▶ [PROBLEM STATEMENT]
Each record should be written out exactly as it stands.

▶ [DATA LISTING]
• • • • • • •
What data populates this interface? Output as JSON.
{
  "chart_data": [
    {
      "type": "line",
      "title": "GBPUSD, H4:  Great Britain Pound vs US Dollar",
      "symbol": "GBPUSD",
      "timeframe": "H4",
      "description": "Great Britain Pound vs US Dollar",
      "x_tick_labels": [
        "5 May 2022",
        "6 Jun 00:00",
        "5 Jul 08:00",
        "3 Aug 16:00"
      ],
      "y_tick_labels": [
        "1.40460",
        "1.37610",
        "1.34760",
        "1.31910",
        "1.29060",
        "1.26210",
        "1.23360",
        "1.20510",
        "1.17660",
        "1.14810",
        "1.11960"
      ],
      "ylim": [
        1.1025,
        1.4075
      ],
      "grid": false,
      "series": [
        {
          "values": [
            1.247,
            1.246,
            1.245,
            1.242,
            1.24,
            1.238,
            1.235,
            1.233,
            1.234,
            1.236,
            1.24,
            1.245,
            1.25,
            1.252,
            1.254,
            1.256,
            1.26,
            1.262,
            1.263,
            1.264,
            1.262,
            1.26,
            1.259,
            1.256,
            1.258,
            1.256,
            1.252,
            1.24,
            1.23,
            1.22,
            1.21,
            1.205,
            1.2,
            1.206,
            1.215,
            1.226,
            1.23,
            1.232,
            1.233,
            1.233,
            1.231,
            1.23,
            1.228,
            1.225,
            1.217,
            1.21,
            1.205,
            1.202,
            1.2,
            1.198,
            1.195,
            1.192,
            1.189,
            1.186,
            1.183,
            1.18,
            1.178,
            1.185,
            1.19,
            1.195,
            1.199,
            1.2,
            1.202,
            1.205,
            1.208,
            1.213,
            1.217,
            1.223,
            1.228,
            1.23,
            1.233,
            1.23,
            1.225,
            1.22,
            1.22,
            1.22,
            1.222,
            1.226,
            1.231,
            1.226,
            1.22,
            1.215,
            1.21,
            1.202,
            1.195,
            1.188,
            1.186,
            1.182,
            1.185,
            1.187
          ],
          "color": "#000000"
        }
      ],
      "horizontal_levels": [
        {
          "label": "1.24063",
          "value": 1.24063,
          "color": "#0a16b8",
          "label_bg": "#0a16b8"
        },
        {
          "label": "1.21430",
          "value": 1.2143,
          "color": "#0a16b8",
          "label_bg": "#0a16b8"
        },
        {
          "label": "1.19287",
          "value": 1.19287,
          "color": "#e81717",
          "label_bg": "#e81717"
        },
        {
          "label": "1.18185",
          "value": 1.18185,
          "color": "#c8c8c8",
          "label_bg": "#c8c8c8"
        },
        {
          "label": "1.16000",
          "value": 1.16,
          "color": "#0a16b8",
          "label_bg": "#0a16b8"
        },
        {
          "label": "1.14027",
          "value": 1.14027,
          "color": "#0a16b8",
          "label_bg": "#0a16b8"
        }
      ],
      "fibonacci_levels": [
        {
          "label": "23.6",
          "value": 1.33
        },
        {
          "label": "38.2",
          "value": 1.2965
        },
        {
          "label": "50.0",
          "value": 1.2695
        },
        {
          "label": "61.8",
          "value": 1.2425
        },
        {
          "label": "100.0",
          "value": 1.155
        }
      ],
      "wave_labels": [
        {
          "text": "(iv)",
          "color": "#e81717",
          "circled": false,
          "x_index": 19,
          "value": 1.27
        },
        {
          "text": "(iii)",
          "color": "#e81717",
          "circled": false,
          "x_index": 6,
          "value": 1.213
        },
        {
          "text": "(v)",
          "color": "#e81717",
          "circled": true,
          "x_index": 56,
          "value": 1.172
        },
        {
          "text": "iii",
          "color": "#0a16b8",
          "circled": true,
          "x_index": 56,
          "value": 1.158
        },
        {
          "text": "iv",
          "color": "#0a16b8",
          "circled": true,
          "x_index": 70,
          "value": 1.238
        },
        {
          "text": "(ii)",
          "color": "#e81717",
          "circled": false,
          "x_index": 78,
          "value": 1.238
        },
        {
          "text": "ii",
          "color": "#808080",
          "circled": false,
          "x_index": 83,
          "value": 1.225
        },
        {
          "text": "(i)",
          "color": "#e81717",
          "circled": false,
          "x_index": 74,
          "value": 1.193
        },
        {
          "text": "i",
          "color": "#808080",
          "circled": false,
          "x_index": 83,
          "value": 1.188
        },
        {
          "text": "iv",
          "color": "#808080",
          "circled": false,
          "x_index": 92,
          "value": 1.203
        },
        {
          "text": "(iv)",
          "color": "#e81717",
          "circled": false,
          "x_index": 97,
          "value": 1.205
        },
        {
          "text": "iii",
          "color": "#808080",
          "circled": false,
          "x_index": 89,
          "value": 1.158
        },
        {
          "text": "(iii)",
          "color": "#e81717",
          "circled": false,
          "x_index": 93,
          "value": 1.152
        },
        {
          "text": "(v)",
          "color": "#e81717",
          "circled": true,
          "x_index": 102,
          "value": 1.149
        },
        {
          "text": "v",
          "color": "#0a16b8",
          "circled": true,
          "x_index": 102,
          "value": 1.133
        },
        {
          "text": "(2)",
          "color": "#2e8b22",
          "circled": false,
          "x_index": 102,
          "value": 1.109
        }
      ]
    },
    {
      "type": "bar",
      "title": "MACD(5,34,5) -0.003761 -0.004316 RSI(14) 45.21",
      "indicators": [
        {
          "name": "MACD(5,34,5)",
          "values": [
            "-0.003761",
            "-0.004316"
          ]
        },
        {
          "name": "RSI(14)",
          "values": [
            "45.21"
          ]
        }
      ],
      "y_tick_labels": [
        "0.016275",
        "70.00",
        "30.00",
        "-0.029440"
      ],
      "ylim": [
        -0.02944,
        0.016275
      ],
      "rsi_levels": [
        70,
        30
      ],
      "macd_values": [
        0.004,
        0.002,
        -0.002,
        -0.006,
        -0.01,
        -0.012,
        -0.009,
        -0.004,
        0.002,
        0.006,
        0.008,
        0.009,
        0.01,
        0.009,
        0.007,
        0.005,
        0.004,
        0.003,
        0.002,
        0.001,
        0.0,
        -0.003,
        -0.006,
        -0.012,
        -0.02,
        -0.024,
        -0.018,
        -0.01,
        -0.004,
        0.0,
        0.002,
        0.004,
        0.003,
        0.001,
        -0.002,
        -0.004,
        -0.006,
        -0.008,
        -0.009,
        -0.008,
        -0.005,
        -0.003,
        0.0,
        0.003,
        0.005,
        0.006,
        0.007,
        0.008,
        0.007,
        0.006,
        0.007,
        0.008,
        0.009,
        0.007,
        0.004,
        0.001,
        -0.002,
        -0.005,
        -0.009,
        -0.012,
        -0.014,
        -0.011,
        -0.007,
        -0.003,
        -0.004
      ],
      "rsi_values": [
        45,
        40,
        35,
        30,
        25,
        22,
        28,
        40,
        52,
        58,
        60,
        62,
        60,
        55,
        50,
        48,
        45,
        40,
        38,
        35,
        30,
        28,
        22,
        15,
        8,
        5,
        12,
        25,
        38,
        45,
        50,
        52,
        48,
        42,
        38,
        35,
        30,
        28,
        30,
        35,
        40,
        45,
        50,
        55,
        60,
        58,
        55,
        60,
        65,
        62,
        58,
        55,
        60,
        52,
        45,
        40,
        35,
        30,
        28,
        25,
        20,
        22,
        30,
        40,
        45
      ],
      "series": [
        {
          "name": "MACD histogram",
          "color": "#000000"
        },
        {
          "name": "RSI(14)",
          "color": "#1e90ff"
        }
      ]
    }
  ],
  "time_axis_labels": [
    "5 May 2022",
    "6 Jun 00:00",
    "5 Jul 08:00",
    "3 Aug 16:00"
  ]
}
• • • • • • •
▶ [THE COMPLETED TASK]
What data populates this interface? Output as JSON.
{
  "chart_data": [
    {
      "type": "line",
      "title": "GBPUSD, H4:  Great Britain Pound vs US Dollar",
      "symbol": "GBPUSD",
      "timeframe": "H4",
      "description": "Great Britain Pound vs US Dollar",
      "x_tick_labels": [
        "5 May 2022",
        "6 Jun 00:00",
        "5 Jul 08:00",
        "3 Aug 16:00"
      ],
      "y_tick_labels": [
        "1.40460",
        "1.37610",
        "1.34760",
        "1.31910",
        "1.29060",
        "1.26210",
        "1.23360",
        "1.20510",
        "1.17660",
        "1.14810",
        "1.11960"
      ],
      "ylim": [
        1.1025,
        1.4075
      ],
      "grid": false,
      "series": [
        {
          "values": [
            1.247,
            1.246,
            1.245,
            1.242,
            1.24,
            1.238,
            1.235,
            1.233,
            1.234,
            1.236,
            1.24,
            1.245,
            1.25,
            1.252,
            1.254,
            1.256,
            1.26,
            1.262,
            1.263,
            1.264,
            1.262,
            1.26,
            1.259,
            1.256,
            1.258,
            1.256,
            1.252,
            1.24,
            1.23,
            1.22,
            1.21,
            1.205,
            1.2,
            1.206,
            1.215,
            1.226,
            1.23,
            1.232,
            1.233,
            1.233,
            1.231,
            1.23,
            1.228,
            1.225,
            1.217,
            1.21,
            1.205,
            1.202,
            1.2,
            1.198,
            1.195,
            1.192,
            1.189,
            1.186,
            1.183,
            1.18,
            1.178,
            1.185,
            1.19,
            1.195,
            1.199,
            1.2,
            1.202,
            1.205,
            1.208,
            1.213,
            1.217,
            1.223,
            1.228,
            1.23,
            1.233,
            1.23,
            1.225,
            1.22,
            1.22,
            1.22,
            1.222,
            1.226,
            1.231,
            1.226,
            1.22,
            1.215,
            1.21,
            1.202,
            1.195,
            1.188,
            1.186,
            1.182,
            1.185,
            1.187
          ],
          "color": "#000000"
        }
      ],
      "horizontal_levels": [
        {
          "label": "1.24063",
          "value": 1.24063,
          "color": "#0a16b8",
          "label_bg": "#0a16b8"
        },
        {
          "label": "1.21430",
          "value": 1.2143,
          "color": "#0a16b8",
          "label_bg": "#0a16b8"
        },
        {
          "label": "1.19287",
          "value": 1.19287,
          "color": "#e81717",
          "label_bg": "#e81717"
        },
        {
          "label": "1.18185",
          "value": 1.18185,
          "color": "#c8c8c8",
          "label_bg": "#c8c8c8"
        },
        {
          "label": "1.16000",
          "value": 1.16,
          "color": "#0a16b8",
          "label_bg": "#0a16b8"
        },
        {
          "label": "1.14027",
          "value": 1.14027,
          "color": "#0a16b8",
          "label_bg": "#0a16b8"
        }
      ],
      "fibonacci_levels": [
        {
          "label": "23.6",
          "value": 1.33
        },
        {
          "label": "38.2",
          "value": 1.2965
        },
        {
          "label": "50.0",
          "value": 1.2695
        },
        {
          "label": "61.8",
          "value": 1.2425
        },
        {
          "label": "100.0",
          "value": 1.155
        }
      ],
      "wave_labels": [
        {
          "text": "(iv)",
          "color": "#e81717",
          "circled": false,
          "x_index": 19,
          "value": 1.27
        },
        {
          "text": "(iii)",
          "color": "#e81717",
          "circled": false,
          "x_index": 6,
          "value": 1.213
        },
        {
          "text": "(v)",
          "color": "#e81717",
          "circled": true,
          "x_index": 56,
          "value": 1.172
        },
        {
          "text": "iii",
          "color": "#0a16b8",
          "circled": true,
          "x_index": 56,
          "value": 1.158
        },
        {
          "text": "iv",
          "color": "#0a16b8",
          "circled": true,
          "x_index": 70,
          "value": 1.238
        },
        {
          "text": "(ii)",
          "color": "#e81717",
          "circled": false,
          "x_index": 78,
          "value": 1.238
        },
        {
          "text": "ii",
          "color": "#808080",
          "circled": false,
          "x_index": 83,
          "value": 1.225
        },
        {
          "text": "(i)",
          "color": "#e81717",
          "circled": false,
          "x_index": 74,
          "value": 1.193
        },
        {
          "text": "i",
          "color": "#808080",
          "circled": false,
          "x_index": 83,
          "value": 1.188
        },
        {
          "text": "iv",
          "color": "#808080",
          "circled": false,
          "x_index": 92,
          "value": 1.203
        },
        {
          "text": "(iv)",
          "color": "#e81717",
          "circled": false,
          "x_index": 97,
          "value": 1.205
        },
        {
          "text": "iii",
          "color": "#808080",
          "circled": false,
          "x_index": 89,
          "value": 1.158
        },
        {
          "text": "(iii)",
          "color": "#e81717",
          "circled": false,
          "x_index": 93,
          "value": 1.152
        },
        {
          "text": "(v)",
          "color": "#e81717",
          "circled": true,
          "x_index": 102,
          "value": 1.149
        },
        {
          "text": "v",
          "color": "#0a16b8",
          "circled": true,
          "x_index": 102,
          "value": 1.133
        },
        {
          "text": "(2)",
          "color": "#2e8b22",
          "circled": false,
          "x_index": 102,
          "value": 1.109
        }
      ]
    },
    {
      "type": "bar",
      "title": "MACD(5,34,5) -0.003761 -0.004316 RSI(14) 45.21",
      "indicators": [
        {
          "name": "MACD(5,34,5)",
          "values": [
            "-0.003761",
            "-0.004316"
          ]
        },
        {
          "name": "RSI(14)",
          "values": [
            "45.21"
          ]
        }
      ],
      "y_tick_labels": [
        "0.016275",
        "70.00",
        "30.00",
        "-0.029440"
      ],
      "ylim": [
        -0.02944,
        0.016275
      ],
      "rsi_levels": [
        70,
        30
      ],
      "macd_values": [
        0.004,
        0.002,
        -0.002,
        -0.006,
        -0.01,
        -0.012,
        -0.009,
        -0.004,
        0.002,
        0.006,
        0.008,
        0.009,
        0.01,
        0.009,
        0.007,
        0.005,
        0.004,
        0.003,
        0.002,
        0.001,
        0.0,
        -0.003,
        -0.006,
        -0.012,
        -0.02,
        -0.024,
        -0.018,
        -0.01,
        -0.004,
        0.0,
        0.002,
        0.004,
        0.003,
        0.001,
        -0.002,
        -0.004,
        -0.006,
        -0.008,
        -0.009,
        -0.008,
        -0.005,
        -0.003,
        0.0,
        0.003,
        0.005,
        0.006,
        0.007,
        0.008,
        0.007,
        0.006,
        0.007,
        0.008,
        0.009,
        0.007,
        0.004,
        0.001,
        -0.002,
        -0.005,
        -0.009,
        -0.012,
        -0.014,
        -0.011,
        -0.007,
        -0.003,
        -0.004
      ],
      "rsi_values": [
        45,
        40,
        35,
        30,
        25,
        22,
        28,
        40,
        52,
        58,
        60,
        62,
        60,
        55,
        50,
        48,
        45,
        40,
        38,
        35,
        30,
        28,
        22,
        15,
        8,
        5,
        12,
        25,
        38,
        45,
        50,
        52,
        48,
        42,
        38,
        35,
        30,
        28,
        30,
        35,
        40,
        45,
        50,
        55,
        60,
        58,
        55,
        60,
        65,
        62,
        58,
        55,
        60,
        52,
        45,
        40,
        35,
        30,
        28,
        25,
        20,
        22,
        30,
        40,
        45
      ],
      "series": [
        {
          "name": "MACD histogram",
          "color": "#000000"
        },
        {
          "name": "RSI(14)",
          "color": "#1e90ff"
        }
      ]
    }
  ],
  "time_axis_labels": [
    "5 May 2022",
    "6 Jun 00:00",
    "5 Jul 08:00",
    "3 Aug 16:00"
  ]
}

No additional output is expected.